and become more challenging as neuroscience enables more sophisticated ways to look at the brain and make useful inferences about the mind that will be relevant to the law. He added that every scientific revolution is built on the development of new tools and requires consideration of the legal implications that will follow from the next generation of these tools.
Among this next generation of tools are models that enable interpretation of the anatomical or circuit dysfunction in individuals to infer brain function, such as those discussed by Jack Gallant and Tor Wager. Calling it a formidable task to build such models, Frances Jensen, chair and professor of neurology at the University of Pennsylvania, suggested that investigators might start by using patient populations with known diagnoses or specific lesions as a way to backtrack into these systems. Gallant said this could be done by treating brain disorders as individual differences in building the models. To use such models in a medical setting, he said, it would be necessary to estimate where within the group data an individual patient “lives.” This would require a method for quickly determining which person in the original sample most closely represents the subject of interest. Wager added that it would also be important, albeit challenging, to separate out predispositions (risk factors), consequences (things that change afterward), and current mediators of how a person feels. For the last factor, one strategy is to build normative models based on populations experiencing an event such as chronic pain.
Large databases such as the UK Biobank database might enable building such models if they contain the right kinds of information, said Steven Hyman. Alternatively, Benjamin Neale suggested that it may be possible to actively monitor the population to create a system that would leverage multiple neuroscience techniques for better prediction about the probability of reoffending. However, whether an aggressive government invasion of this type is acceptable is more a question for politicians than neuroscientists.
Another challenge in building these models is the fact that the brain undergoes topological reorganization in response to damage. New technologies are on the horizon that will be helpful in mapping spatial variation topologically, said Wager, and these data will also need to be incorporated into the models. Cognitive reserve adds another layer of complication to these models, he said, because it leads to substantial disconnects between structure and function.
Other models might be built to inform specific legal concepts such as competency, provocation, mental capacity, and volition. For example, Nita Farahany suggested that with regard to determining competency, it would be useful to define what capacities are necessary for decision making in different contexts, and then to determine whether anything in neuroscience maps to those specific competency skills and thus whether neuroscience can inform decision making in this area.
To help judges and others in the legal system have a better sense of what should be demanded of evidence before it is admitted at trial, Joshua Sanes suggested a National Academies consensus study. He noted that CSTL previously published a consensus report on eyewitness identification, and that some recommendations of that report were subsequently adopted by the Department of Justice. The study he currently envisions could address, for example, how to distinguish between types of data that are useful statistically over a heterogeneous population and those that can inform with some assurance on individual behavior and motivations. Greely noted that the Federal Bureau of Investigation (FBI) established an accreditation process for crime labs, and that courts are much more likely to admit evidence from FBI-accredited labs.
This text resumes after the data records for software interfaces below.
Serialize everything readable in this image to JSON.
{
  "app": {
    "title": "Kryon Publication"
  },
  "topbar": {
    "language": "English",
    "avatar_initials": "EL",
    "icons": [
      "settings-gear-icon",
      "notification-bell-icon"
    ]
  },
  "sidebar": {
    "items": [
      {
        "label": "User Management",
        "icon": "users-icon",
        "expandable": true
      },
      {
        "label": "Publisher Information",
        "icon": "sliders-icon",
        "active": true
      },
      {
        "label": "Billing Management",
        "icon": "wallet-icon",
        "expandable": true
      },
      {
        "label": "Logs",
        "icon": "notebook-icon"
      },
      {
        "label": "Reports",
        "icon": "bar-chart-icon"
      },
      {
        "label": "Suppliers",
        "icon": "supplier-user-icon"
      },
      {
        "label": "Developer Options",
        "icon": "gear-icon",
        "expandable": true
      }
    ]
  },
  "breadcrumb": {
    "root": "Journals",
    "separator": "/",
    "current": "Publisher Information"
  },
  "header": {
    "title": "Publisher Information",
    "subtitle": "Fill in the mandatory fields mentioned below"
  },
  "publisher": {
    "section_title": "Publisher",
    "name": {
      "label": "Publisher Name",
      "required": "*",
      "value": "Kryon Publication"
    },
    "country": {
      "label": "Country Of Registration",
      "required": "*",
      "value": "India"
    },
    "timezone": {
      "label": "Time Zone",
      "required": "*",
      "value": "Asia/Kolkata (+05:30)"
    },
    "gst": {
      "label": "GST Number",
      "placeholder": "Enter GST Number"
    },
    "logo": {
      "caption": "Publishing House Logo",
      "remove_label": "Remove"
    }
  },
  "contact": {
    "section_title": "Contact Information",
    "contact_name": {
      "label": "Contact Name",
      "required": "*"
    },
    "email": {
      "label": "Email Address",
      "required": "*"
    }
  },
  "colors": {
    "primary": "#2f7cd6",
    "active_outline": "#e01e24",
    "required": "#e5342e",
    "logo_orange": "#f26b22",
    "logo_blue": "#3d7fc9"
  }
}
With regard to neuroscience evidence, developing recommendations that respect the limits of basic science, and a set of procedures that are replicable and that can lead to reliable results, would be useful to judges, he said. Similarly, he noted that in order for a technology to be approved for medical use, it must go through rigorous evaluation by the Food and Drug Administration (FDA). One participant suggested that FDA might also be the arbiter of whether claims based on neurodiagnostics evidence can be used in court.
Hyman commented that further thought should be given to mechanisms to fund the adaptation of this fundamentally health-based research to the judicial system. Recognizing that federal funding for the research to adapt neuroscience tools to answer legal questions is likely to be limited, Hyman suggested that foundations or groups of foundations which understand the problems faced by courts could help move this research forward.
Using neuroscientific evidence in legal settings also raises many important ethical questions mentioned by Francis Shen, but not addressed in this workshop. Can the neurobiology of decision making help determine
competence to make decisions? What, if any, legal rights should be taken away based on brain circuit abnormalities? How should the law handle probabilistic biomarkers of a mental disorder or a neurological condition such as Alzheimer’s disease? For example, should evidence of neurocircuit abnormalities be admitted in elder fraud cases to demonstrate vulnerability of the person who has allegedly been defrauded?
Another necessary step, said Joshua Buckholtz, may be to “demarcate specific legal standards for which there is consistent agreement that no viable scientific operationalization exists.” In those cases, he said, “scientific evidence should not be used as an ‘empirical fig leaf’ to prop up intuitions and preferences that are driving judgments” (Buckholtz et al., 2016, p. 28).